Construction leapt into action when this week started, traveling to the portside community of Wilmington in Los Angeles' industrialized south. It's the home of an exciting new project in progress, which will allow a 31-kW commercial system paired with 40-kWH battery storage to go on the new roof of Los Angeles' Harbor senior center! We're very enthusiastic to be installing this no-cost system for a community space, backed with the key financial support of The 11th Hour Project, a program of The Schmidt Family Foundation, because of the inspiring clean energy potential and also because it's a welcome source of good in the Southland's most environmentally-disadvantaged neighborhood. (Roofing for this project was also made possible with a Solar Moonshot Program grant, managed by Hammond Climate Solutions on behalf of Left Coast Fund!)
The Wilmington Senior Center, operated here for more two decades by Wilmington Jaycees Foundation staff, is hard at work seven days a week addressing community needs—particularly for those with vulnerabilities, including youth and particularly senior citizens. Locals depend on the facility's meal services, supportive activities, and biweekly participation in vaccination administration. All this good is taking place in an area that suffers disporportionately from fossil fuel activity, with thousands of tons of emissions spewed into the atmosphere from nearby port activities, and where quality of life is limited by pollution in important ways.

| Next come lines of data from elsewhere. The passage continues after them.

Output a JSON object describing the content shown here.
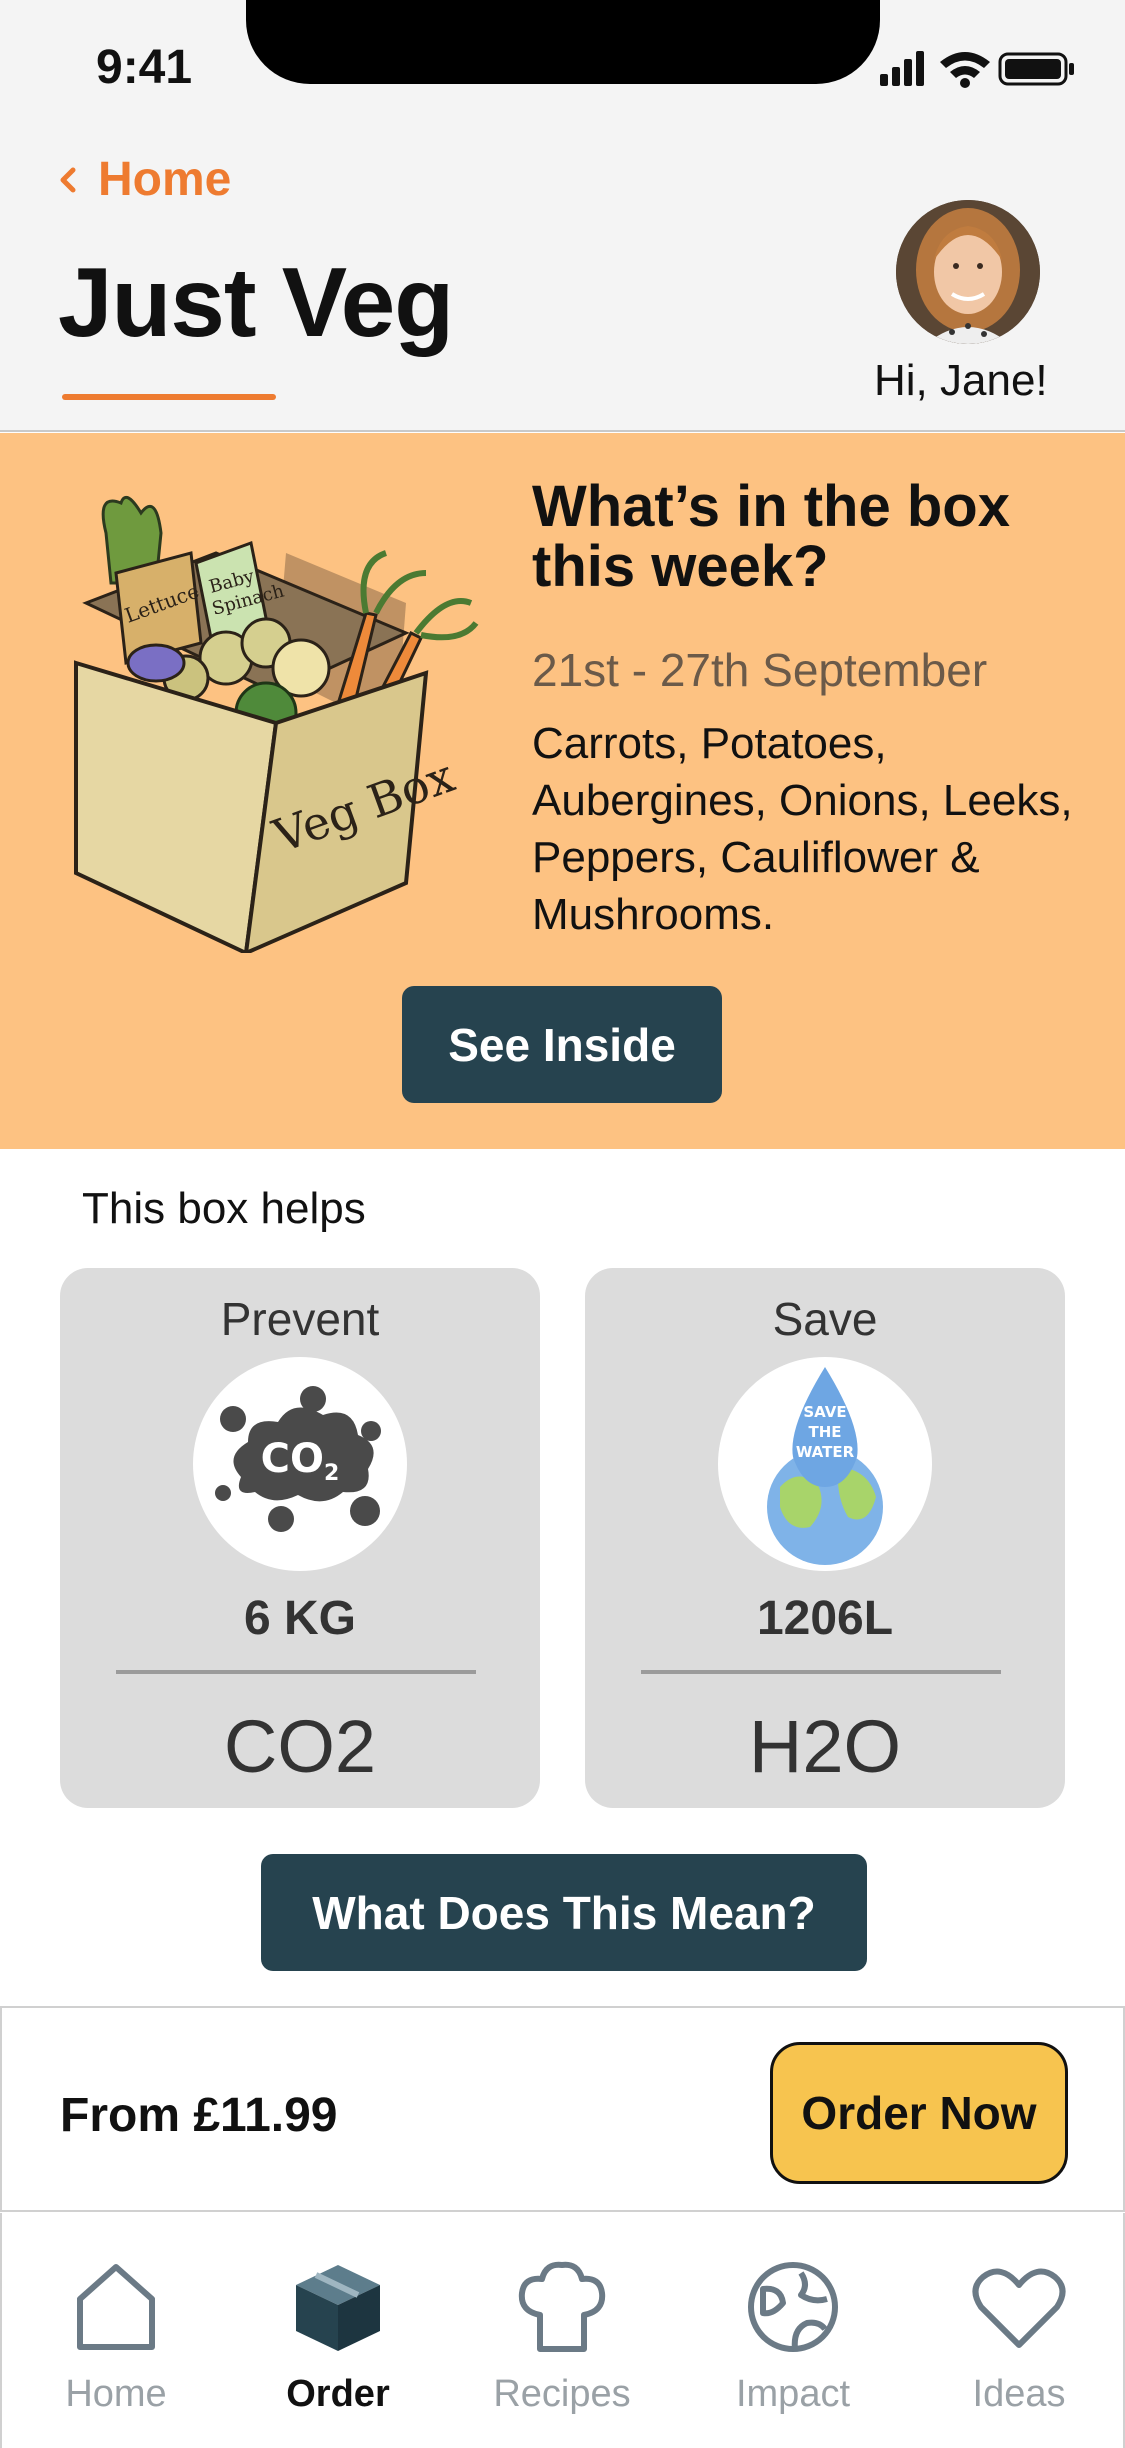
{
  "status_bar": {
    "time": "9:41"
  },
  "header": {
    "back_label": "Home",
    "title": "Just Veg",
    "greeting": "Hi, Jane!"
  },
  "banner": {
    "title": "What’s in the box this week?",
    "dates": "21st - 27th September",
    "items": "Carrots, Potatoes, Aubergines, Onions, Leeks, Peppers, Cauliflower & Mushrooms.",
    "button": "See Inside",
    "box_labels": [
      "Lettuce",
      "Baby Spinach",
      "Veg Box"
    ]
  },
  "helps": {
    "heading": "This box helps",
    "cards": [
      {
        "title": "Prevent",
        "amount": "6 KG",
        "unit": "CO2",
        "icon": "co2-cloud-icon",
        "icon_text": "CO2"
      },
      {
        "title": "Save",
        "amount": "1206L",
        "unit": "H2O",
        "icon": "water-drop-earth-icon",
        "icon_text": "SAVE THE WATER"
      }
    ],
    "button": "What Does This Mean?"
  },
  "order": {
    "price": "From £11.99",
    "button": "Order Now"
  },
  "tabs": [
    {
      "label": "Home",
      "icon": "home-icon",
      "active": false
    },
    {
      "label": "Order",
      "icon": "box-icon",
      "active": true
    },
    {
      "label": "Recipes",
      "icon": "chef-hat-icon",
      "active": false
    },
    {
      "label": "Impact",
      "icon": "globe-icon",
      "active": false
    },
    {
      "label": "Ideas",
      "icon": "heart-icon",
      "active": false
    }
  ],
  "colors": {
    "accent": "#ee7b30",
    "banner_bg": "#fdc282",
    "button_dark": "#26434f",
    "order_button": "#f7c44f",
    "card_bg": "#dcdcdc"
  }
}
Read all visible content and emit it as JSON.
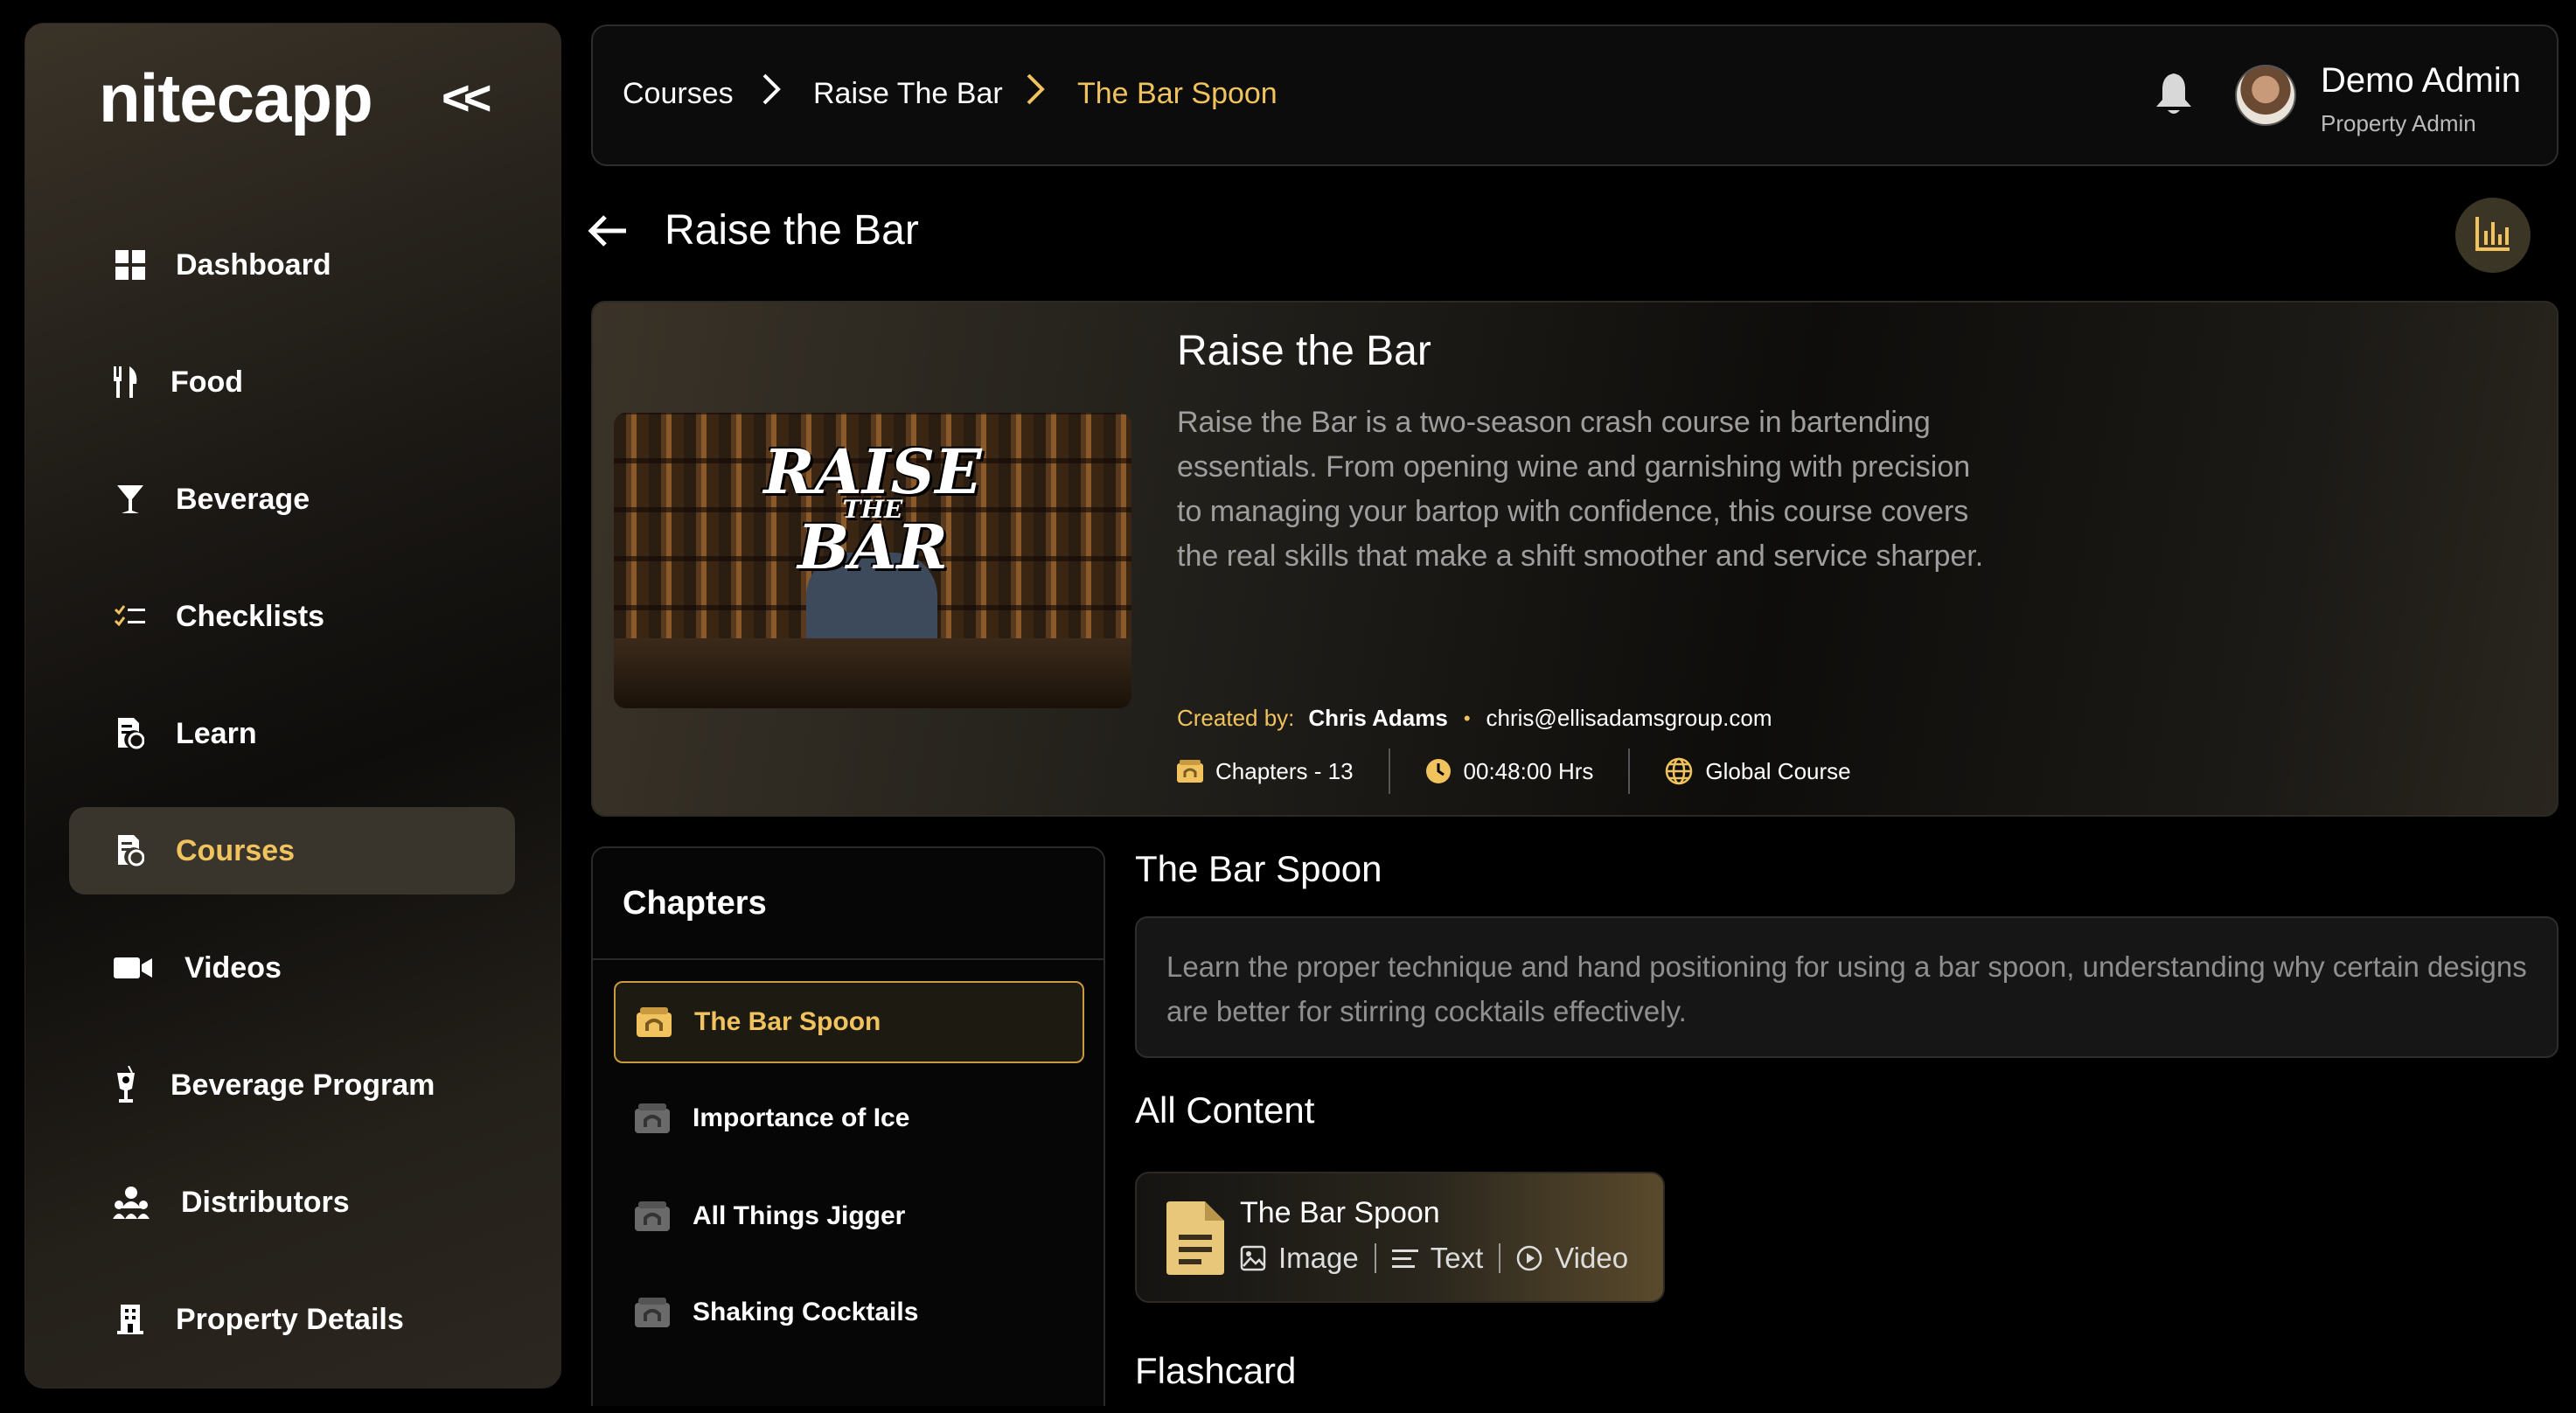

We think this community does better with clean support from the sun. By the time our system is installed, the staff here and those they serve will be able to enjoy significant bill savings from the limitless power of carbon-free energy. What's more, a battery fallback system housed inside the space's rooms will charge on sunny days! If a hard-to-predict event were to knock out the local power grid, the Wilmington Senior Center will be in much better shape than it would be today: storage would kick in and provide two days of electrical power. This might even address desperate needs, like the demand to run medical equipment or power a water purification system.